____ Supplied records
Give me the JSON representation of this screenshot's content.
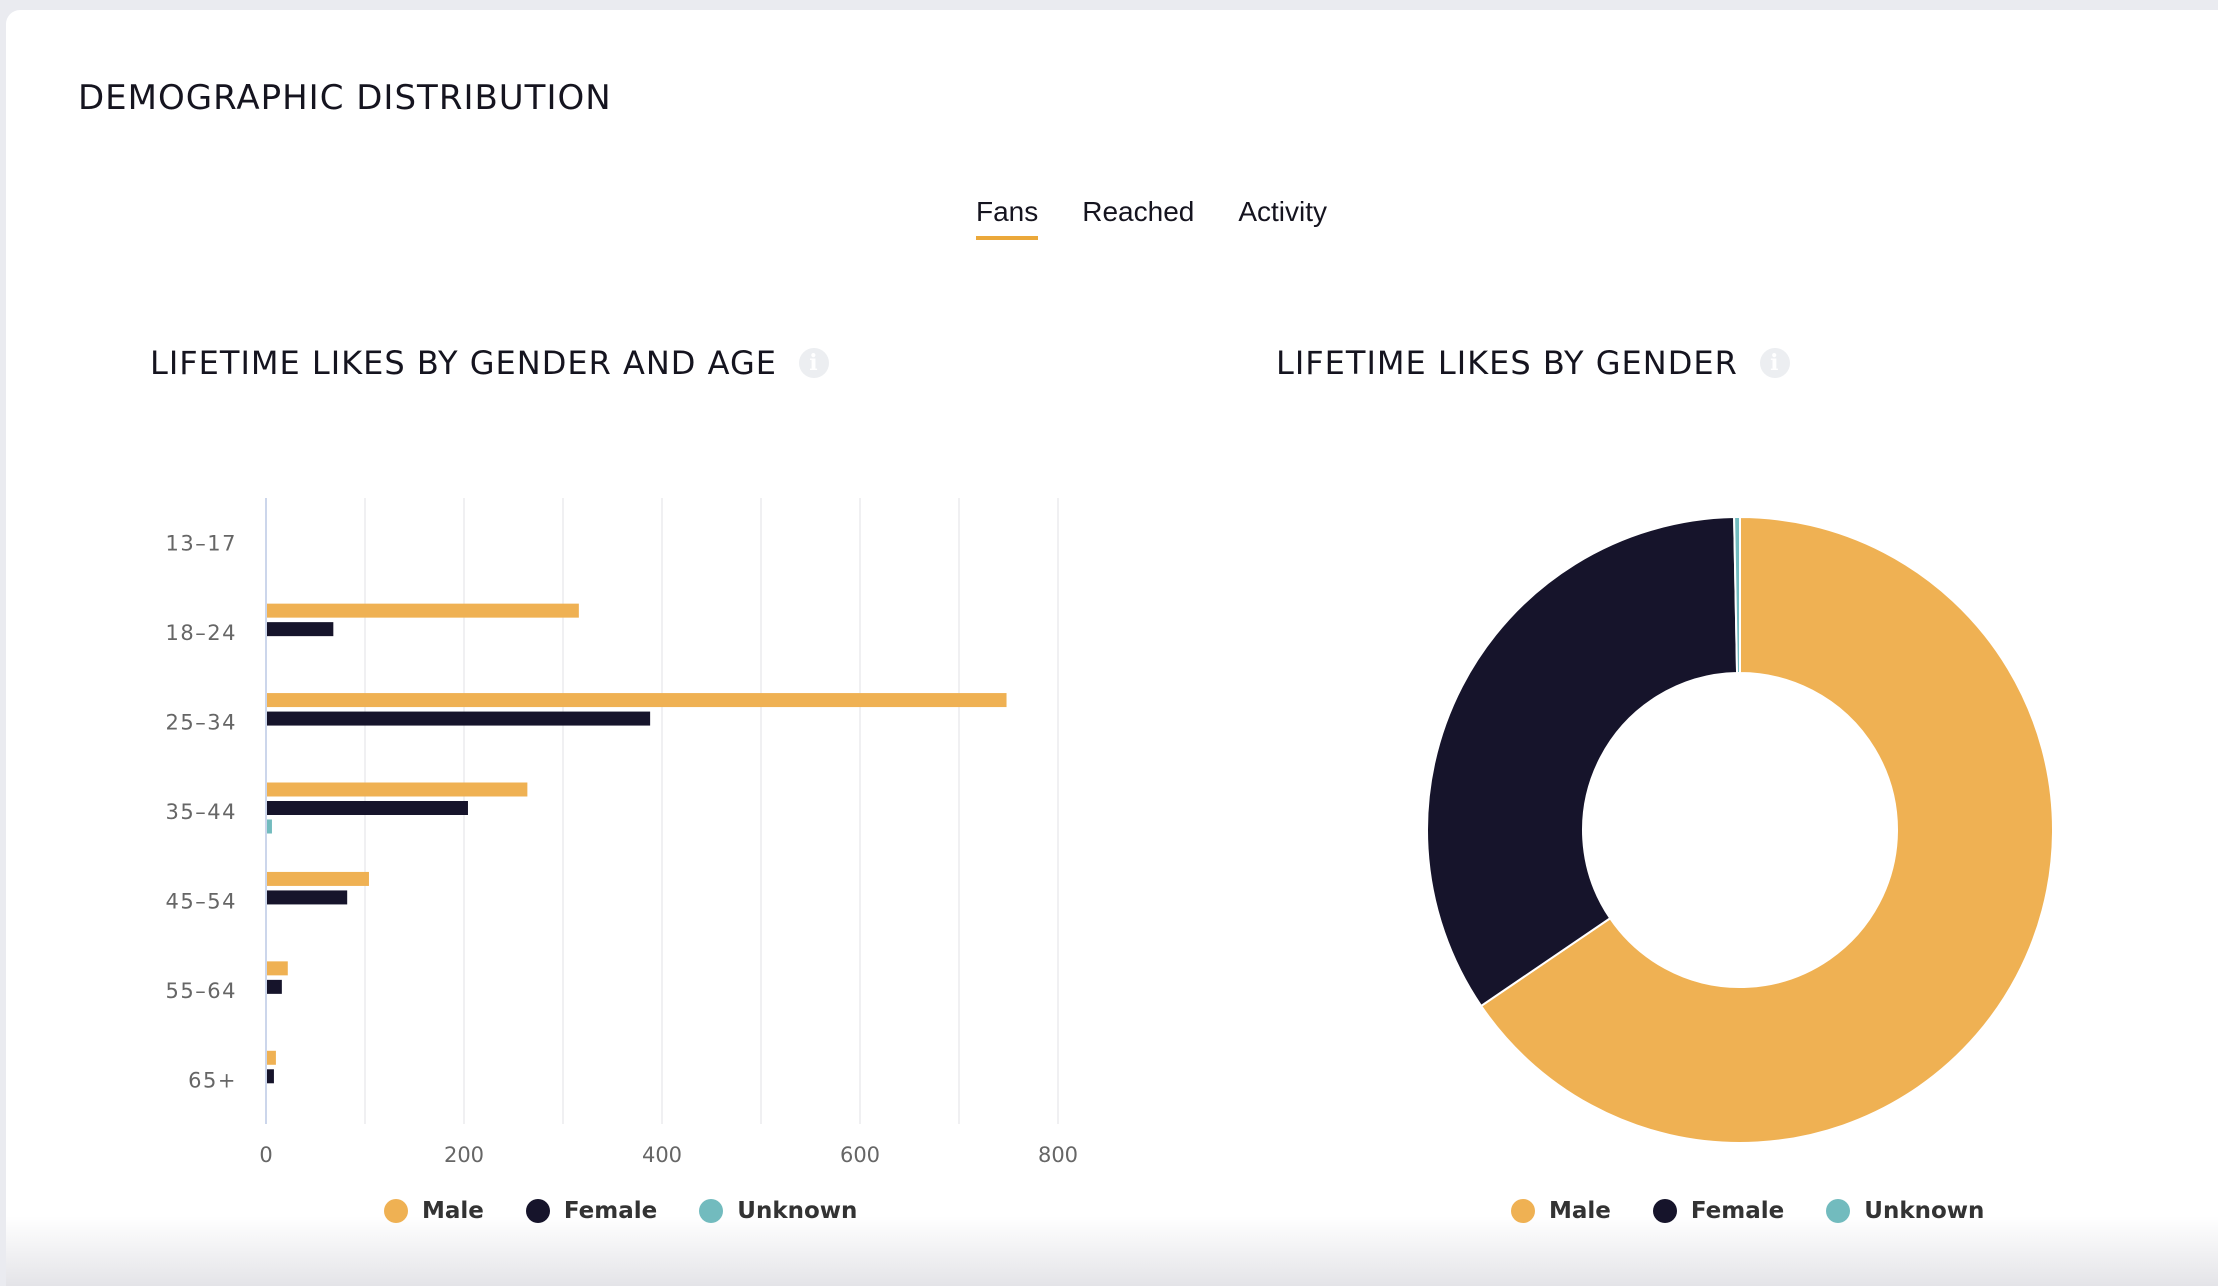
{
  "page": {
    "title": "DEMOGRAPHIC DISTRIBUTION"
  },
  "tabs": [
    {
      "label": "Fans",
      "active": true
    },
    {
      "label": "Reached",
      "active": false
    },
    {
      "label": "Activity",
      "active": false
    }
  ],
  "colors": {
    "male": "#efb153",
    "female": "#16142b",
    "unknown": "#72bbbe",
    "accent": "#eba83a"
  },
  "legend": [
    {
      "key": "male",
      "label": "Male"
    },
    {
      "key": "female",
      "label": "Female"
    },
    {
      "key": "unknown",
      "label": "Unknown"
    }
  ],
  "chart_data": [
    {
      "type": "bar",
      "orientation": "horizontal",
      "title": "LIFETIME LIKES BY GENDER AND AGE",
      "info_icon": "info-icon",
      "categories": [
        "13-17",
        "18-24",
        "25-34",
        "35-44",
        "45-54",
        "55-64",
        "65+"
      ],
      "series": [
        {
          "name": "Male",
          "values": [
            0,
            315,
            747,
            263,
            103,
            21,
            9
          ]
        },
        {
          "name": "Female",
          "values": [
            0,
            67,
            387,
            203,
            81,
            15,
            7
          ]
        },
        {
          "name": "Unknown",
          "values": [
            0,
            0,
            0,
            5,
            0,
            0,
            0
          ]
        }
      ],
      "xticks": [
        0,
        200,
        400,
        600,
        800
      ],
      "xlim": [
        0,
        800
      ],
      "grid": true,
      "legend_position": "bottom",
      "xlabel": "",
      "ylabel": ""
    },
    {
      "type": "pie",
      "donut": true,
      "title": "LIFETIME LIKES BY GENDER",
      "info_icon": "info-icon",
      "labels": [
        "Male",
        "Female",
        "Unknown"
      ],
      "values": [
        65.5,
        34.2,
        0.3
      ],
      "legend_position": "bottom"
    }
  ]
}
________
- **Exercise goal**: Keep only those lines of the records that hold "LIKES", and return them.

- **Completed exercise**:
      "title": "LIFETIME LIKES BY GENDER AND AGE",
      "title": "LIFETIME LIKES BY GENDER",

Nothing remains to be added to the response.